* YOUR INSTRUCTIONS: Here is a block of records. Copy every line in it that includes "play".

Dataset rows for apps and sites:
= = =

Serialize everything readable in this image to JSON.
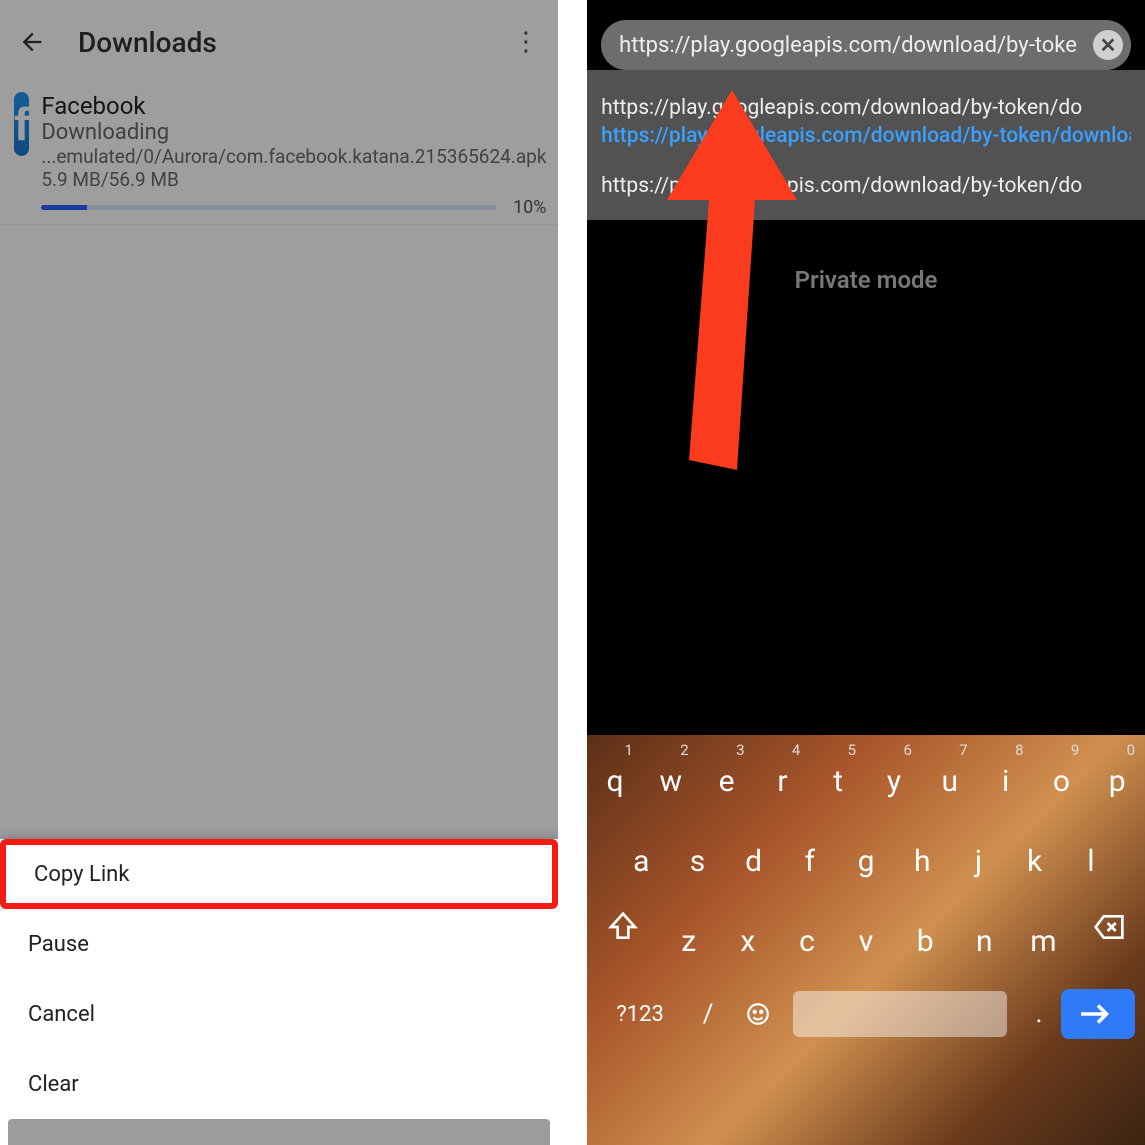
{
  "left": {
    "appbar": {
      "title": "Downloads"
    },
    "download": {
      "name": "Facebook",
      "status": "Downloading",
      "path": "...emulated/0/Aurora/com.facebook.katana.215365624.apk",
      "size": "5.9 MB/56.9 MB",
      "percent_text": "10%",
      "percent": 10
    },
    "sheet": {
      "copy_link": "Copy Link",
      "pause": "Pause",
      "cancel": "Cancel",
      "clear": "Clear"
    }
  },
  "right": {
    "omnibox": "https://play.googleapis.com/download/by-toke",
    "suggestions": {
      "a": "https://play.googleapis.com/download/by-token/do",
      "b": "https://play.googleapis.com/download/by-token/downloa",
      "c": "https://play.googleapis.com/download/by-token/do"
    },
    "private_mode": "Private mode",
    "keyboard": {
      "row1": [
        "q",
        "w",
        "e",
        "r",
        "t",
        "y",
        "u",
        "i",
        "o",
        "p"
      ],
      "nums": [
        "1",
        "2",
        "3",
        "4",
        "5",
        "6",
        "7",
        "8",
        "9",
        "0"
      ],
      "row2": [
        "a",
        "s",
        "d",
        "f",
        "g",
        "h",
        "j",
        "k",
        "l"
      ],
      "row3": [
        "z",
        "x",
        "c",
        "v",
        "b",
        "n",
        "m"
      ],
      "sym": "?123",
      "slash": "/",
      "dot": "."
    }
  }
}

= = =

* RESPONSE BOX:
    "omnibox": "https://play.googleapis.com/download/by-toke",
      "a": "https://play.googleapis.com/download/by-token/do",
      "b": "https://play.googleapis.com/download/by-token/downloa",
      "c": "https://play.googleapis.com/download/by-token/do"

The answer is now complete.